When you finally remember that each bed has a call button near it you ring and she returns. You gesture for the writing pad and this time you use block lettering to write “CAMERA“. As it turns out the volunteer organization that visits to cheer up the invalids is there and she walks into the hall and brings back a portly fellow with a point-and-shoot camera and he takes a picture of you. The flash is blinding and he promises to bring you a print the next time they return. Your eyes well up with tears. You need that camera that you paid $400 for and especially the little tiny card that you have inside it to identify the fellow that struck you and fled the scene.
Now it might seem that this is an overly dramatic recounting of something that might never happen. But it could.
Isn’t there something that could do the job without all the fuss and bother? Well, there might be. It won’t capture sound so you won’t be able to hear that nasty guy besmirching your mother’s memory. But it will capture images every 30-seconds all day long. You can even wear it attached to your riding jersey or you winter coat. It clips to your clothing so you could wear it facing forwards or backwards. Sweet!

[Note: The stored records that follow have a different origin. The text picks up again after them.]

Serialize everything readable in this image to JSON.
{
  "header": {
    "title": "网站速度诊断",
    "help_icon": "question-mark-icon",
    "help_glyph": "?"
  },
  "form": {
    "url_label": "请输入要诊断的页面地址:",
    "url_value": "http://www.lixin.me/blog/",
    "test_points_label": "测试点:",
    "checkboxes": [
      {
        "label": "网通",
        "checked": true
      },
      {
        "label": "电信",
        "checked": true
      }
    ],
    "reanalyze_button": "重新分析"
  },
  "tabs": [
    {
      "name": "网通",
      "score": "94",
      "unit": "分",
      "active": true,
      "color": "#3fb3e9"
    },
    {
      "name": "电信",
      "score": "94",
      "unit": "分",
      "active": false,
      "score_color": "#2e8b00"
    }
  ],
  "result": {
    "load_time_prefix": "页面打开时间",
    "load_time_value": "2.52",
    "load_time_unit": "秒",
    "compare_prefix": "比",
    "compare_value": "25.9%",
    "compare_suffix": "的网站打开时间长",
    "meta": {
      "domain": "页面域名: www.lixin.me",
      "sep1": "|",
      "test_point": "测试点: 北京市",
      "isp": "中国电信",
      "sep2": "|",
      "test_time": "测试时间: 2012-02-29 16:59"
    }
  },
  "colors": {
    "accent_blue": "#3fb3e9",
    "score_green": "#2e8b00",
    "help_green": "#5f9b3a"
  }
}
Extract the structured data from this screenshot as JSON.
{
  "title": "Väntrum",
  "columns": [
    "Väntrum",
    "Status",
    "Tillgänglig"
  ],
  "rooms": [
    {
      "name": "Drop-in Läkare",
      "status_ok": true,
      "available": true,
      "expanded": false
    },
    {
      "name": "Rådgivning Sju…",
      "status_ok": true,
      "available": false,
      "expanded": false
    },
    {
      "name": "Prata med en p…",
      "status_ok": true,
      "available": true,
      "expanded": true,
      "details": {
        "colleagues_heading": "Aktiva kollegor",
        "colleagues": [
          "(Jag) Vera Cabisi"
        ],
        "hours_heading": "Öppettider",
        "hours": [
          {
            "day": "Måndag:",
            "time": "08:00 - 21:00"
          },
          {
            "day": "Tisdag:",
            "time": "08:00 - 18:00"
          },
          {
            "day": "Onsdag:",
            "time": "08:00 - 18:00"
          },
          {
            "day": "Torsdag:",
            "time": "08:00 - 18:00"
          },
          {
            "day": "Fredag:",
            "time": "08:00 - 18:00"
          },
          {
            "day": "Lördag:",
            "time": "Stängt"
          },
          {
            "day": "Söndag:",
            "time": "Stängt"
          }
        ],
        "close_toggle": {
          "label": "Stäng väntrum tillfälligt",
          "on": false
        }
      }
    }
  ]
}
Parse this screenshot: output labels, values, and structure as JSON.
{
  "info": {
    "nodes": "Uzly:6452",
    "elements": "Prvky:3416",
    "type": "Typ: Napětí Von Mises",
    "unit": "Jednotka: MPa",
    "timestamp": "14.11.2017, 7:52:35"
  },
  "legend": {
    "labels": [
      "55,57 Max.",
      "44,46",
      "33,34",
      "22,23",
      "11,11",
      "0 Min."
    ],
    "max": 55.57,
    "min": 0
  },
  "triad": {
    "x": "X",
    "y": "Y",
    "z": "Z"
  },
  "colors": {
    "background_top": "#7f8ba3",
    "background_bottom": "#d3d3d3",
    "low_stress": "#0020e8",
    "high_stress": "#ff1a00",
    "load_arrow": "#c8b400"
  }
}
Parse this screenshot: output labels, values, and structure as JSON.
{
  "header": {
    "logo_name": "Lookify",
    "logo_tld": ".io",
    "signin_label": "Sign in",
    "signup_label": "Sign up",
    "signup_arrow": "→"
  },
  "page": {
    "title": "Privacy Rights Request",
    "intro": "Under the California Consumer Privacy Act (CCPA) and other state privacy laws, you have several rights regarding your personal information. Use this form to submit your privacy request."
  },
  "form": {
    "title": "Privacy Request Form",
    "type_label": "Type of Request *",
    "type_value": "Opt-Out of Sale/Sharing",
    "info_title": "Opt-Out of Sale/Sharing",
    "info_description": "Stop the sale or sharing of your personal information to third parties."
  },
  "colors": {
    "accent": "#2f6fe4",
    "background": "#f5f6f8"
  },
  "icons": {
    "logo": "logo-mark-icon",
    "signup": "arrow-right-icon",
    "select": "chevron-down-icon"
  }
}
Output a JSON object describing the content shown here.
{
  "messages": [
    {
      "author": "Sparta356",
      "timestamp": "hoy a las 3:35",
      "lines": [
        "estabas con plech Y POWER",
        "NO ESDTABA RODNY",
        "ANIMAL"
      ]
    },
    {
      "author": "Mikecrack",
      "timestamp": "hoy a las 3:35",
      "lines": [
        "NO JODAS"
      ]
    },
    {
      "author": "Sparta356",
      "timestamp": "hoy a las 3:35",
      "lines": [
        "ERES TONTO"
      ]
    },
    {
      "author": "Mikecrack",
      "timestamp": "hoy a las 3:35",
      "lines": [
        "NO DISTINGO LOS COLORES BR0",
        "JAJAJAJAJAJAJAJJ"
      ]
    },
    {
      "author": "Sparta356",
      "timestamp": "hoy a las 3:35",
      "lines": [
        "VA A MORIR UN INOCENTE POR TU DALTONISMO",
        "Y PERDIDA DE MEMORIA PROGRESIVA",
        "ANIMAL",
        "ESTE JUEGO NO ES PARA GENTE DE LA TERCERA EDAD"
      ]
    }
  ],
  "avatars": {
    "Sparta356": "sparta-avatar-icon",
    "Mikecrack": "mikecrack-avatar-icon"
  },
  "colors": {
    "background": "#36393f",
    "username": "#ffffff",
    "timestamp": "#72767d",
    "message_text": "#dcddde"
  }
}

Now you remember it all. That nurse was wearing one of these and she mentioned it to her colleague. She thought you were cute and was glad that she had a photo of you.
You begin to wonder about how this might work. It takes singles only every 30 seconds. And you can offload the images. The battery life is quite good. And you see some of the images and realize that they are not half bad!
But will the guys you meet up with each Friday after work at the bicycle rider pub respect you for having something this small? After all these guys have helmets that are wickedly adorned with all manner of stuff.
Some have lights and action cameras and others have a laser beam capable of detecting where their heads (and thus their cameras) are pointed. Nope this simple device will get laughed out of the joint.
You settle back and continue to sip your pint of ale and listen to the conversations swirling around you. Life is good! You managed to live through a harrowing experience and despite the cast on your arm you can still ride your Divvy bike back and forth to work each day.
Yeah, your Mom keeps asking if you would not rather move back into your old room (at least until you heal) but you kiss her and say no. You need to keep riding because along with folks like the ones you see commuting each day, the world is eventually going to be saved by your collective efforts.
So as the gang is making its way back to their locked bikes you head off to the bus stop. On the way home you decide to pull out your iPhone and start a thread about your “brush with death” on the local “Whine and Jeez Club” Forum. You manage to get a good shot of your scar and the cast itself. You promise the gang that tomorrow you will ride to work early enough to make the photo-op that the local cycling advocacy group has arranged to kick off the spring riding season.
While you are busy pecking away into your iPhone a couple of toughs board the bus. These must be some of the Section 8 crowd that you have heard about on the forum. One guy called them “animals“. You instinctively reach for your wallet. Then you realize that they may have spotted the iPhone.
You stand up and quickly exit the bus at the next stop. You are eight blocks from home but you grimace and ignore the pain and the bitter cold. You just hope that they don’t double back looking for you. So another night in the Mean Streets of the City have passed. You kind of wonder if life here has been worth it in the long run.
Mom keeps talking about the girl next-door whom you dated in high school and she says that she asks about you all the time. But no one from your small town realizes how very important your mission is. Saving the world and making the streets green is something that people will remember long after your cast is removed and you are in a nursing home.
You smile and let yourself into your apartment door.